I have my views. Let’s ask readers.
There are also three polls below the jump in addition to the usual comment section. Polling is open for one week.
Feb. 14, 2019, © Leeham News: Termination of the A380 program leaves unanswered Airbus’ obligation of outstanding launch aid from France and Germany.
As the dispute wound its way through the WTO since the US filed its complaint nearly 15 years ago, the only surviving issues were subsidies for the A380 and A350.
Based on precedent involving termination of the A340 program, in which the WTO ruled there was no further harm to Boeing once the last A340 was delivered, the remaining launch aid was rendered moot in the context of the WTO. The governments wound up eating the balance of the launch aid.
By Bjorn Fehrm
February 14, 2019, ©. Leeham News: Airbus announced its 2018 results today at a press conference in Toulouse. It was the last Yearly press conference for Airbus CEO Tom Enders and CFO Harald Wilhelm. Both leave the company in the coming months.
The press conference was colored by the CEO hand over to Guillaume Faury but also the winding up of the A380 program, a problem Enders didn’t want his successor to inherit. The gone year delivered overall results as guided a year ago despite closures charges for A380 and further provisions for A400M.
By Dan Catchpole
Feb. 14, 2019, ©. Leeham News: Flight delays cost the airline industry
billions of dollars each year. They cause travelers untold aggravation and inconvenience every day. And the main culprit—air traffic congestion—is only going to get worse as Boeing and Airbus deliver tens of thousands of jetliners over the next couple decades.
Regulators, lawmakers and the aviation industry in the United States have settled on spending billions of taxpayer dollars on NextGen—after having already spent billions—to implement complex technical solutions to keep the skies safe and cut down on flight delays.
The Federal Aviation Administration (FAA) estimated in 2017 that implementing NextGen will cost roughly $35.7 billion by 2030–$20.6 billion from the FAA and another $15.1 billion from the aviation industry.
NextGen has moved with the swiftness of a sprawling, technocratic federal program—that is to say like an elephant at the ballet. It has endured delays and cost escalation, though these have not been crippling.

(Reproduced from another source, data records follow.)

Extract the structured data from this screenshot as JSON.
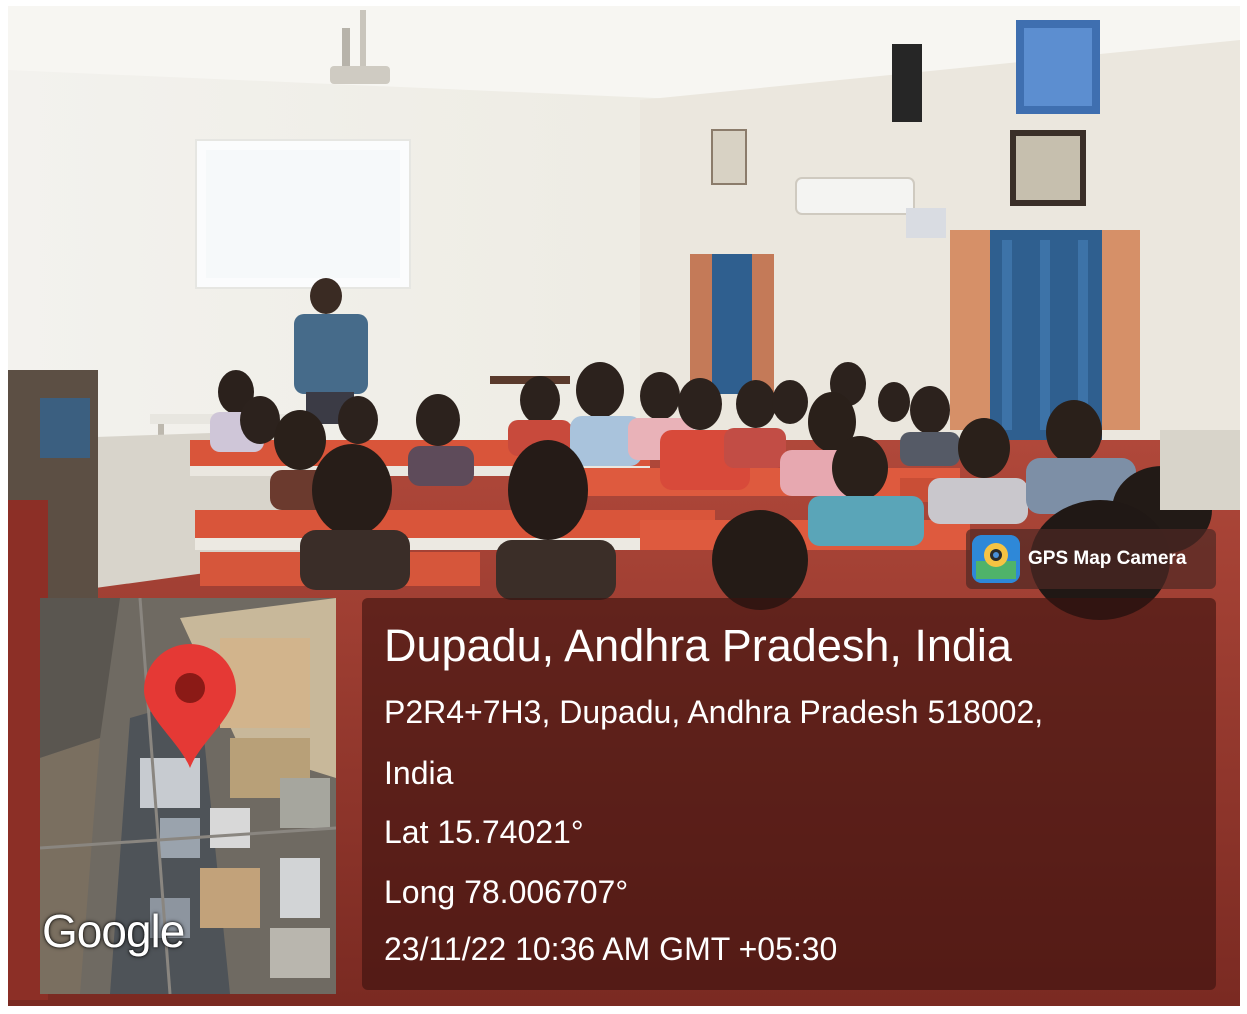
{
  "overlay": {
    "badge_label": "GPS Map Camera",
    "badge_icon": "gps-map-camera-app-icon",
    "title": "Dupadu, Andhra Pradesh, India",
    "address_line1": "P2R4+7H3, Dupadu, Andhra Pradesh 518002,",
    "address_line2": "India",
    "latitude": "Lat 15.74021°",
    "longitude": "Long 78.006707°",
    "timestamp": "23/11/22 10:36 AM GMT +05:30"
  },
  "map": {
    "attribution": "Google",
    "marker_icon": "map-pin-icon",
    "marker_color": "#e53935"
  },
  "colors": {
    "panel": "#3c120e",
    "desk": "#d9553a",
    "wall": "#f1efe8",
    "curtain": "#2f5f8f"
  }
}
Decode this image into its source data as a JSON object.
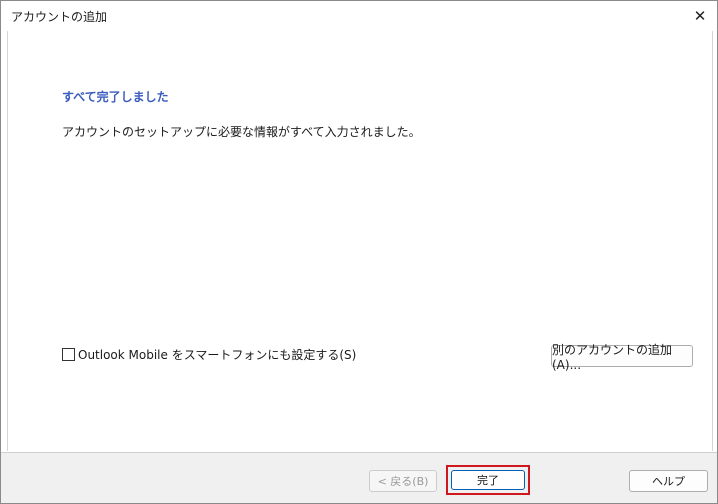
{
  "window": {
    "title": "アカウントの追加",
    "close_glyph": "✕"
  },
  "main": {
    "heading": "すべて完了しました",
    "description": "アカウントのセットアップに必要な情報がすべて入力されました。",
    "checkbox_label": "Outlook Mobile をスマートフォンにも設定する(S)",
    "checkbox_checked": false,
    "add_another_label": "別のアカウントの追加(A)..."
  },
  "footer": {
    "back_label": "< 戻る(B)",
    "finish_label": "完了",
    "help_label": "ヘルプ"
  },
  "colors": {
    "heading": "#3a5bbf",
    "highlight_border": "#d0161e",
    "primary_border": "#005fb8"
  }
}
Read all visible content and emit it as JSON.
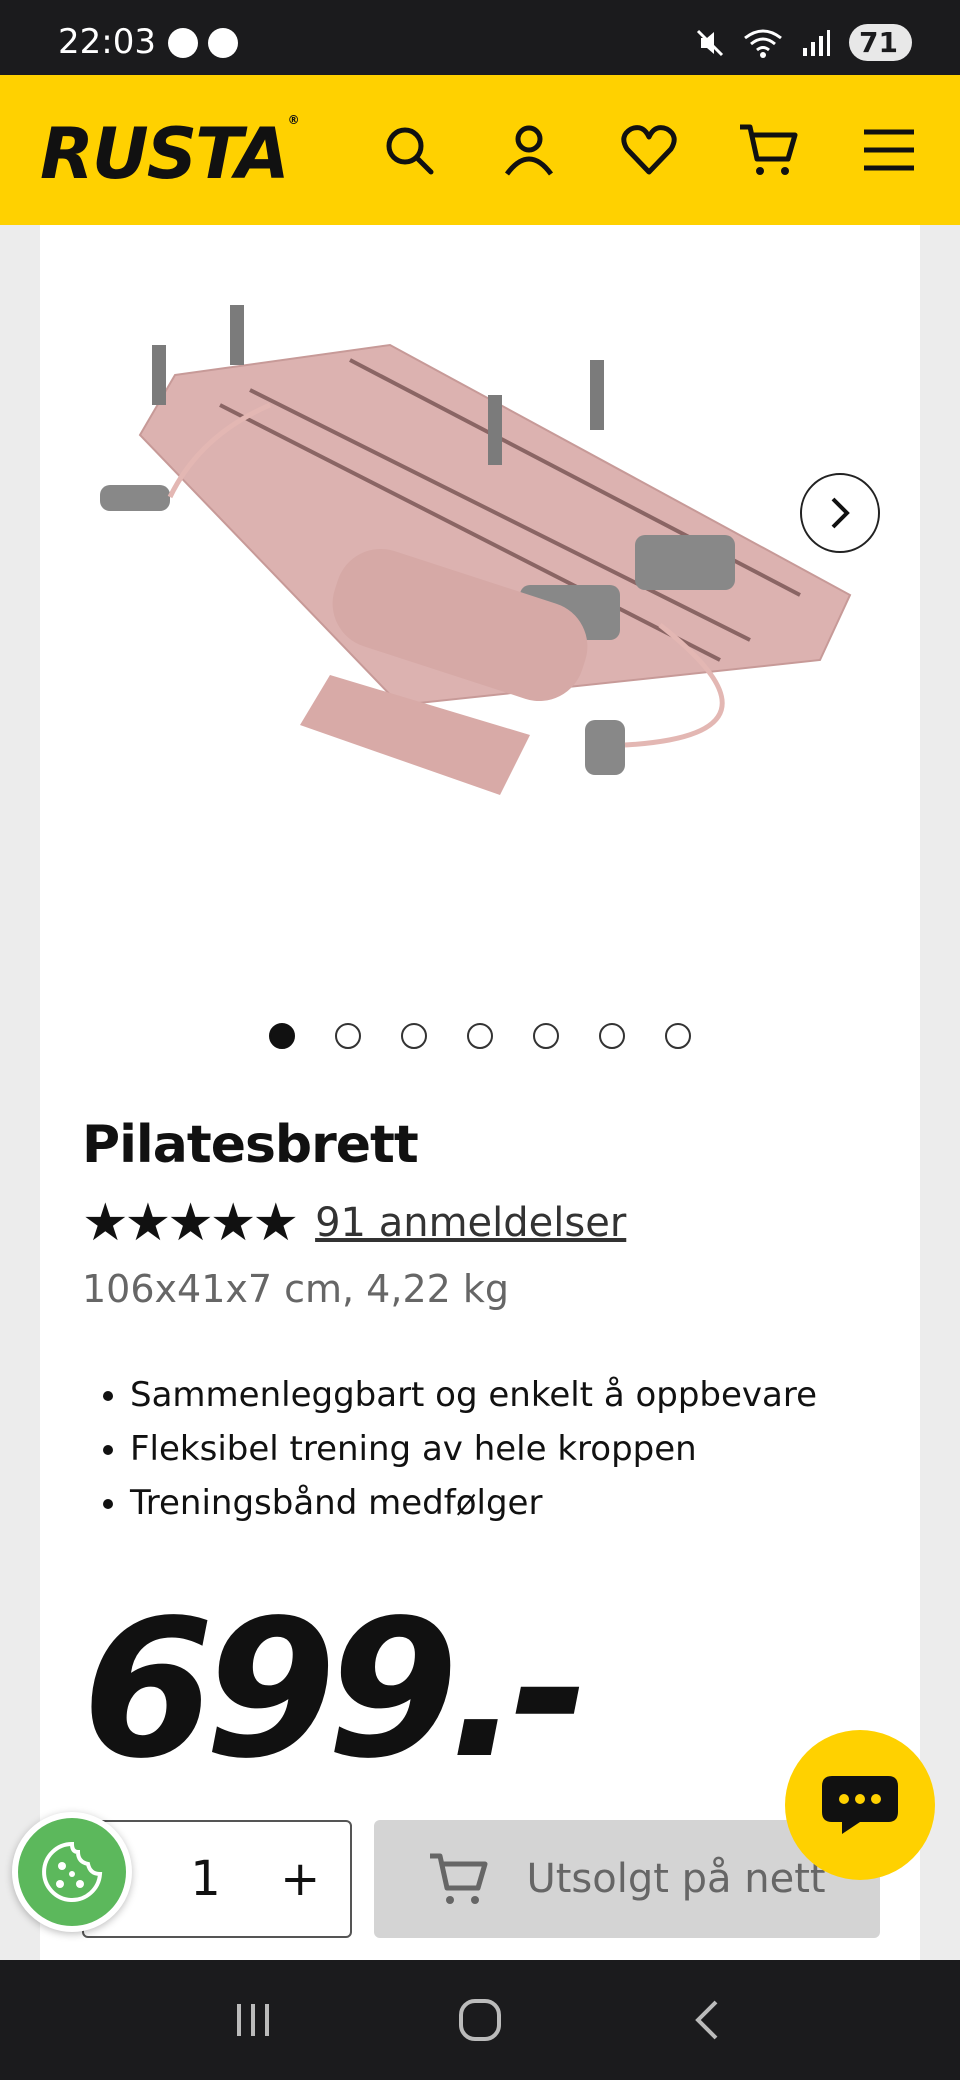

However, it is years away from unclogging America’s congested air spaces.
Moreover, there are very real questions as to whether NextGen will be able to deliver all the FAA promises it can.
The last airplane will roll off the assembly line in 2021, for Emirates Airlines.
Emirates cancelled an order for 39 A380s. In its place, the carrier ordered 30 A350s and 40 A330neos.
The Emirates and Airbus press release is here.
Feb. 13, 2019, © Leeham News: Airbus is expected to announce tomorrow the termination of the A380 program, a move that had been rumored for weeks.
Tomorrow is Airbus’ annual press conference for 2018 results. Its Board of Directors meets today.
Word emerged last month that Emirates Airline was considering cancelling its 2017 order for the giant airplane, swapping the 20 (plus 17 options) for the A350 or the A330neo.
Last week, Qantas Airways, as long expected, canceled its remaining order for eight A380s. This week, Qatar Airways said it will begin retiring its A380s when the first reaches age 10.
Feb. 11, 2019, © Leeham News: Terminating the A380 program may be a blessing in disguise for Airbus, writes a US aerospace analyst.
At the same time, it could cause headaches for the supply chain.
Carter Copeland of Melius Research LLC makes a split decision on the future of the A380. There is speculation that retiring Airbus CEO Tom Enders might decide to end the program before he leaves office in April, clearing the decks for his successor, Guillaume Faury.
Boeing and Embraer Commercial Aviation received Brazilian government approval last month and now await a nearly-year long regulatory approval process from around the globe.
Based on the announced orders at Jan. 1, Airbus has a 78% share of the 100-150 seat sector following the combinations.
Embraer sold more airplanes in this sector than Boeing: 95 E195-E2s to 70 737-7s.
The former CSeries has 526 orders to 55 for the A319neo.